I didn’t realize exactly how terrible I was being treated until I saw how nice some other people treated each other and treated even me. Actually, it’s like a shock to the system for someone who is in such pain.

Inside, somewhere, you may know or think,
“I deserve to be treated better.
Why am I hurting all the time?”

However, if you are always home, how can you see the baseline?

Story Time!

When I was married in college (undergrad years), my husband of about 2 days was at the campus with me. He was a big guy – about 6’2. He came from a good family from Connecticut or so it seemed. His prior college was WPI. We didn’t go out much as we had everything we needed at home – internet, printer, computers, etc. On this particular day, we needed to drive all the way to the main campus in Tempe.
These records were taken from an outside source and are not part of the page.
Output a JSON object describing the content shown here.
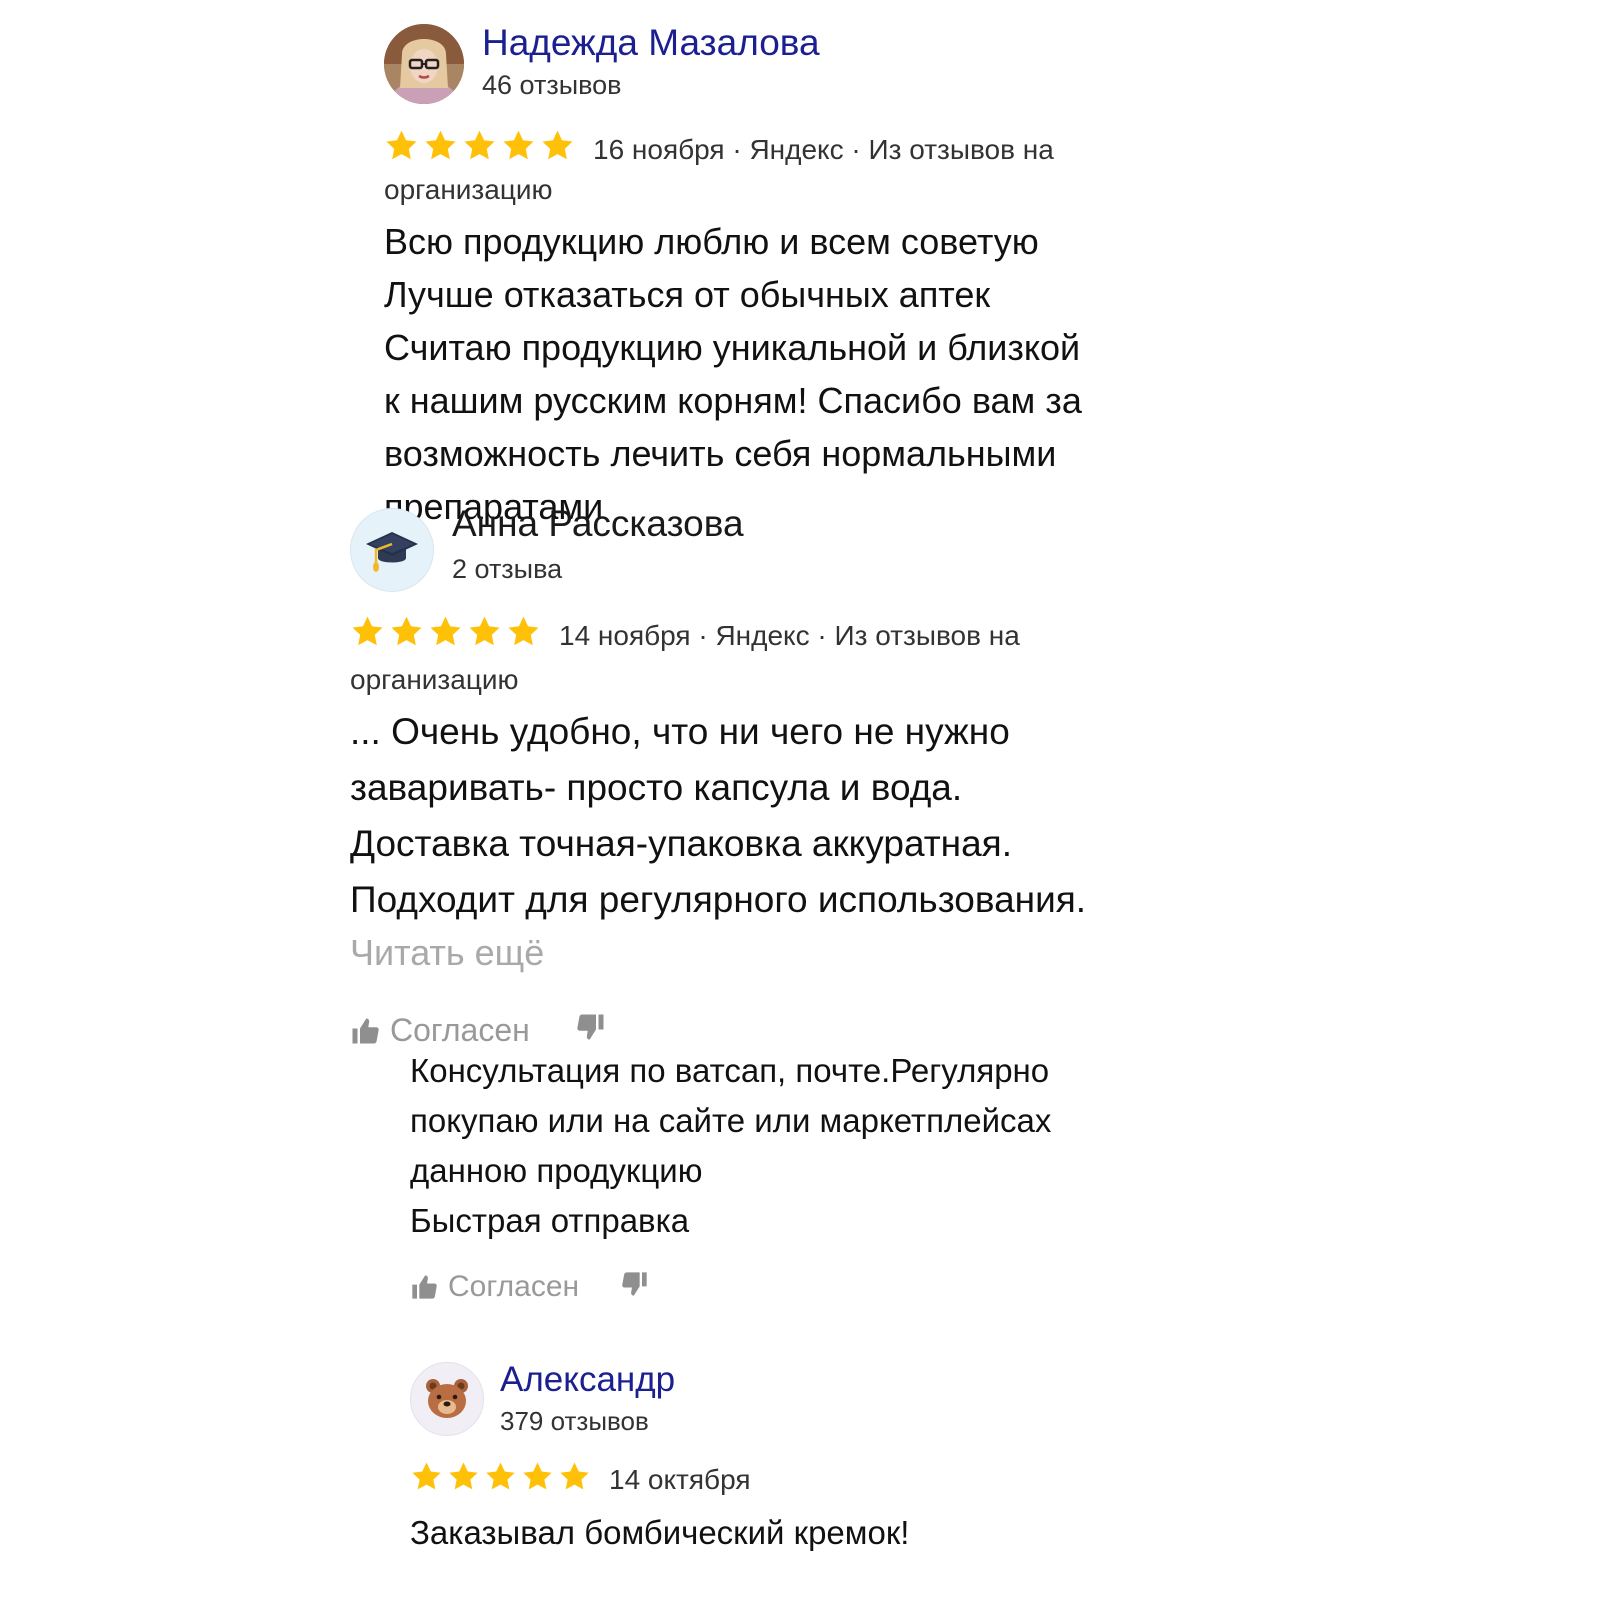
{
  "colors": {
    "author": "#1b1f8f",
    "star": "#ffc107",
    "muted": "#999999"
  },
  "reviews": [
    {
      "author": "Надежда Мазалова",
      "count": "46 отзывов",
      "rating": 5,
      "meta_line1": "16 ноября · Яндекс · Из отзывов на",
      "meta_line2": "организацию",
      "lines": [
        "Всю продукцию люблю и всем советую",
        "Лучше отказаться от обычных аптек",
        "Считаю продукцию уникальной и близкой",
        "к нашим русским корням! Спасибо вам за",
        "возможность лечить себя нормальными",
        "препаратами"
      ]
    },
    {
      "author": "Анна Рассказова",
      "count": "2 отзыва",
      "avatar_icon": "graduation-cap-icon",
      "rating": 5,
      "meta_line1": "14 ноября · Яндекс · Из отзывов на",
      "meta_line2": "организацию",
      "lines": [
        "... Очень удобно, что ни чего не нужно",
        "заваривать- просто капсула и вода.",
        "Доставка точная-упаковка аккуратная.",
        "Подходит для регулярного использования."
      ],
      "read_more": "Читать ещё",
      "agree": "Согласен"
    },
    {
      "lines": [
        "Консультация по ватсап, почте.Регулярно",
        "покупаю или на сайте или маркетплейсах",
        "данною продукцию",
        "Быстрая отправка"
      ],
      "agree": "Согласен"
    },
    {
      "author": "Александр",
      "count": "379 отзывов",
      "avatar_icon": "bear-face-icon",
      "rating": 5,
      "date": "14 октября",
      "lines": [
        "Заказывал бомбический кремок!"
      ]
    }
  ]
}
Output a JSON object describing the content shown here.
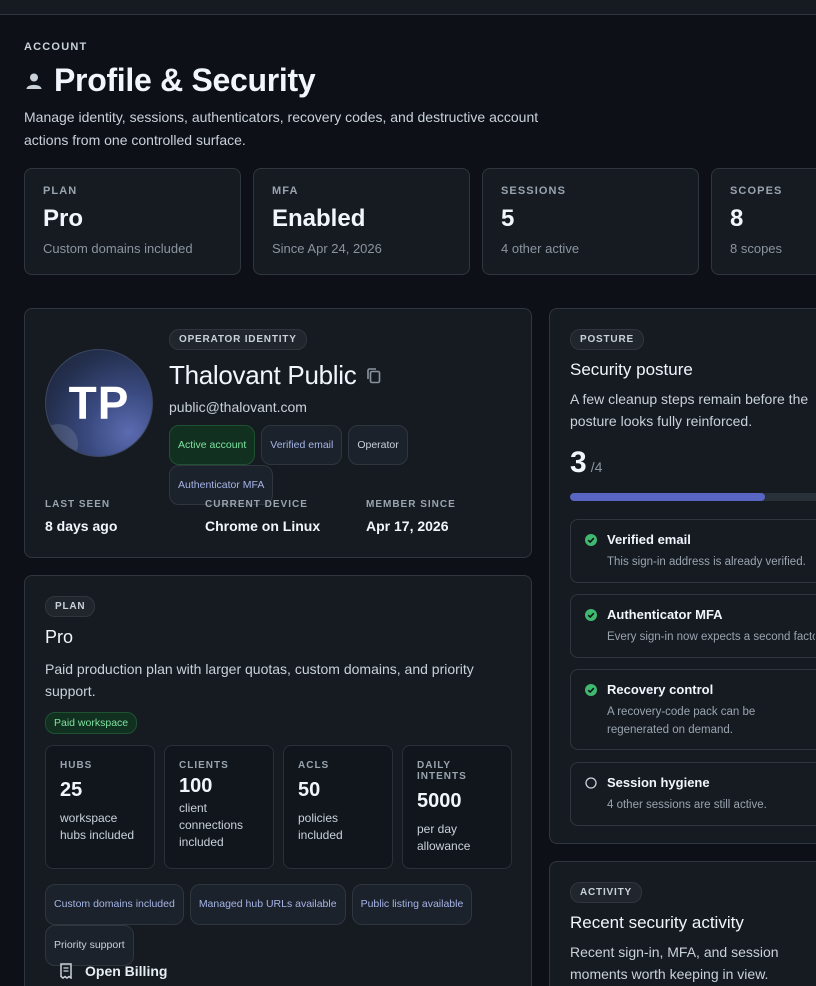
{
  "header": {
    "eyebrow": "ACCOUNT",
    "title": "Profile & Security",
    "description": "Manage identity, sessions, authenticators, recovery codes, and destructive account actions from one controlled surface."
  },
  "stats": [
    {
      "label": "PLAN",
      "value": "Pro",
      "sub": "Custom domains included"
    },
    {
      "label": "MFA",
      "value": "Enabled",
      "sub": "Since Apr 24, 2026"
    },
    {
      "label": "SESSIONS",
      "value": "5",
      "sub": "4 other active"
    },
    {
      "label": "SCOPES",
      "value": "8",
      "sub": "8 scopes"
    }
  ],
  "identity": {
    "chip": "OPERATOR IDENTITY",
    "initials": "TP",
    "name": "Thalovant Public",
    "email": "public@thalovant.com",
    "tags": [
      "Active account",
      "Verified email",
      "Operator",
      "Authenticator MFA"
    ],
    "meta": [
      {
        "label": "LAST SEEN",
        "value": "8 days ago"
      },
      {
        "label": "CURRENT DEVICE",
        "value": "Chrome on Linux"
      },
      {
        "label": "MEMBER SINCE",
        "value": "Apr 17, 2026"
      }
    ]
  },
  "plan": {
    "chip": "PLAN",
    "title": "Pro",
    "description": "Paid production plan with larger quotas, custom domains, and priority support.",
    "badge": "Paid workspace",
    "quotas": [
      {
        "label": "HUBS",
        "value": "25",
        "sub": "workspace hubs included"
      },
      {
        "label": "CLIENTS",
        "value": "100",
        "sub": "client connections included"
      },
      {
        "label": "ACLS",
        "value": "50",
        "sub": "policies included"
      },
      {
        "label": "DAILY INTENTS",
        "value": "5000",
        "sub": "per day allowance"
      }
    ],
    "features": [
      "Custom domains included",
      "Managed hub URLs available",
      "Public listing available",
      "Priority support"
    ],
    "billing_label": "Open Billing"
  },
  "posture": {
    "chip": "POSTURE",
    "title": "Security posture",
    "description": "A few cleanup steps remain before the posture looks fully reinforced.",
    "score": "3",
    "score_total": "/4",
    "progress_fraction": 0.75,
    "checks": [
      {
        "title": "Verified email",
        "desc": "This sign-in address is already verified.",
        "done": true
      },
      {
        "title": "Authenticator MFA",
        "desc": "Every sign-in now expects a second factor.",
        "done": true
      },
      {
        "title": "Recovery control",
        "desc": "A recovery-code pack can be regenerated on demand.",
        "done": true
      },
      {
        "title": "Session hygiene",
        "desc": "4 other sessions are still active.",
        "done": false
      }
    ]
  },
  "activity": {
    "chip": "ACTIVITY",
    "title": "Recent security activity",
    "description": "Recent sign-in, MFA, and session moments worth keeping in view."
  },
  "colors": {
    "background": "#0d1117",
    "card": "#161b22",
    "accent": "#5865c2",
    "success": "#7ee2a0"
  }
}
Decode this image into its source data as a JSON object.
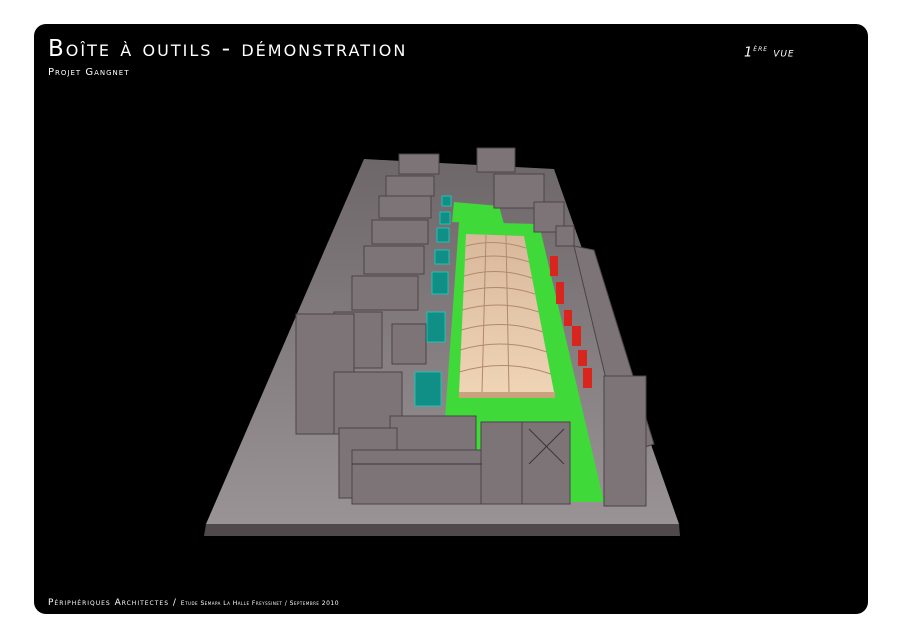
{
  "header": {
    "title": "Boîte à outils - démonstration",
    "subtitle": "Projet Gangnet",
    "view_number": "1",
    "view_suffix": "ère",
    "view_word": "vue"
  },
  "footer": {
    "firm": "Périphériques Architectes /",
    "details": "Etude Semapa La Halle Freyssinet / Septembre 2010"
  },
  "colors": {
    "background": "#000000",
    "model_base": "#8a8285",
    "building": "#7d7477",
    "lawn": "#3fd93a",
    "hall_roof": "#e8c8a8",
    "water": "#0f8f86",
    "trees": "#d8261f"
  },
  "model_image": {
    "description_icon": "architectural-scale-model"
  }
}
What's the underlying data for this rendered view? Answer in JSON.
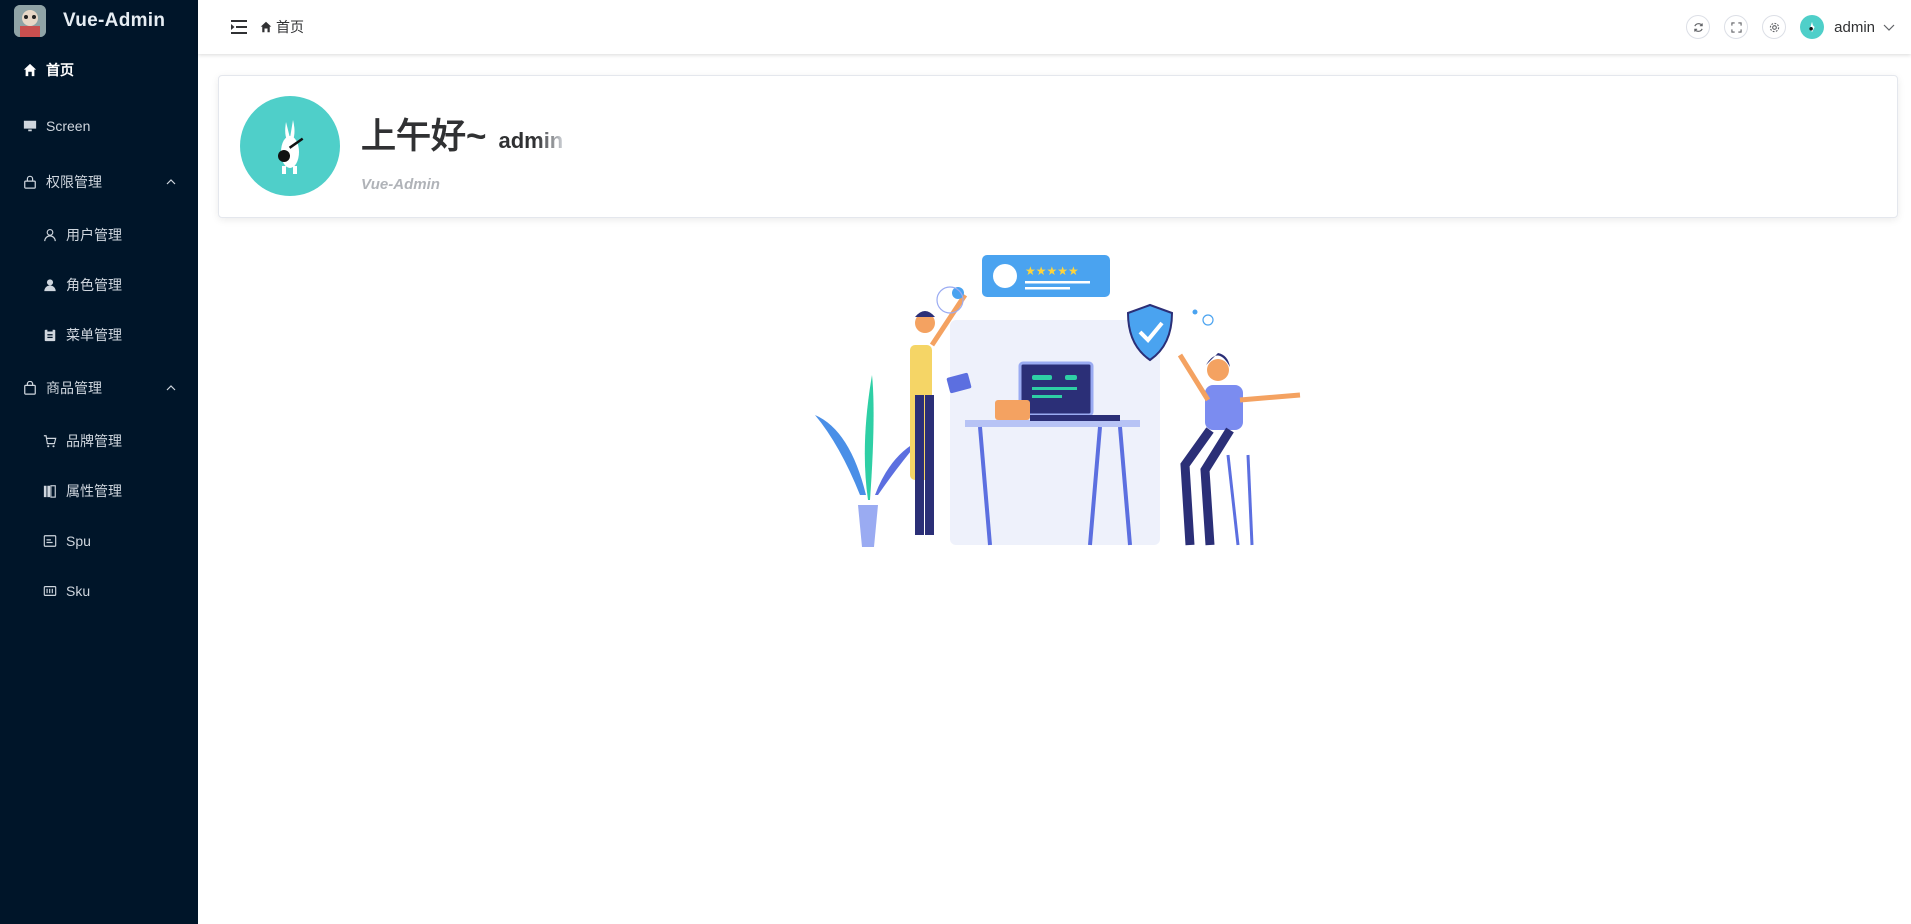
{
  "app": {
    "title": "Vue-Admin"
  },
  "sidebar": {
    "items": [
      {
        "label": "首页",
        "icon": "home-icon",
        "active": true
      },
      {
        "label": "Screen",
        "icon": "monitor-icon"
      },
      {
        "label": "权限管理",
        "icon": "lock-icon",
        "expanded": true,
        "children": [
          {
            "label": "用户管理",
            "icon": "user-icon"
          },
          {
            "label": "角色管理",
            "icon": "user-filled-icon"
          },
          {
            "label": "菜单管理",
            "icon": "clipboard-icon"
          }
        ]
      },
      {
        "label": "商品管理",
        "icon": "bag-icon",
        "expanded": true,
        "children": [
          {
            "label": "品牌管理",
            "icon": "cart-icon"
          },
          {
            "label": "属性管理",
            "icon": "books-icon"
          },
          {
            "label": "Spu",
            "icon": "calendar-icon"
          },
          {
            "label": "Sku",
            "icon": "tickets-icon"
          }
        ]
      }
    ]
  },
  "header": {
    "breadcrumb": "首页",
    "user": "admin"
  },
  "welcome": {
    "greeting": "上午好~",
    "name": "admin",
    "subtitle": "Vue-Admin"
  },
  "colors": {
    "sidebar_bg": "#001529",
    "accent": "#4fcfc9"
  }
}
As we entered the Commons, he was ahead of me. I was carrying books and a water bottle. So he rushed up to the door to open it. For another lady. She went through. Then, he let himself in, and the door slammed in my face. I tried not to cry right then and there. I was stunned. I don’t know why my life is not only devoid of love but simple courtesy. Did I mention I was pregnant at the time?

I’m really not one to ask or expect someone to open a door for me. In fact, it was quite the opposite. Usually, as an independent woman, I can open my own door.
However, consider that circumstance for a moment. My hands were full. He was my husband. Not for much longer after that anyway…

To be honest, I don’t even know what motivates me to move forward in this world except that I think maybe I can help someone or make the world a shiny or brighter place. I know stuff… However, as many people who have come in and out of my life, I just don’t connect. I don’t really get emotionally close to people. Less pain that way.

The pain is almost too much some days and then, I noticed my friend was such a gentleman. What a great person! However, I never find the words to say “By GOD Thank YOU!”. I was thinking for a long time that guys were just totally jerks. I suppose someone might think that about women too. Individual people can be mean.

When I meet good people like this (and oh how the not so good outnumber the good), my faith in humanity is restored. I also wish I could have experienced this type of consideration. This type of caring. I am very lucky to have a friend like this. And he doesn’t want anything. I know he has a good heart. It was clear in a few ways and then, I noticed something at dinner.

First, I realize I may not have been as gentle or kind with his feelings and he didn’t deserve that.
Second, he didn’t laugh at me when he could have. He could have snickered and he didn’t. In fact, I was expecting his snicker.

I couldn’t reach the knives. They weren’t passed around. I didn’t ask. It was obvious I needed one. I was trying to cut some tough fish. He didn’t ask me if I wanted a knife. He gave me one. I know, it seems so minimal.

How this is so different from what I am accustomed to. I didn’t get mad, like “I can do this myself” which is pretty much how I might have acted years ago. I wasn’t scared of the knife.

My heart jumped just a bit, as if it were squealing like a little girl’s heart when she sees sparkly glitter and bubbles. However, writing about it, trying to see the screen through the warm salty tears, my heart sinks. No words could ever properly express what I feel at this very moment. There is a combination of pain, sorrow, regret and joy. How could I have been so careless with his feelings when he was so careful to observe my struggle and give enough of a shit about me to do something about it.

Get out of the house. Find good friends to associate with. Feel loved. Love. Share yourself. Care.
Whatever reason you might be avoiding love, life, learning – abandon those fears or concerns.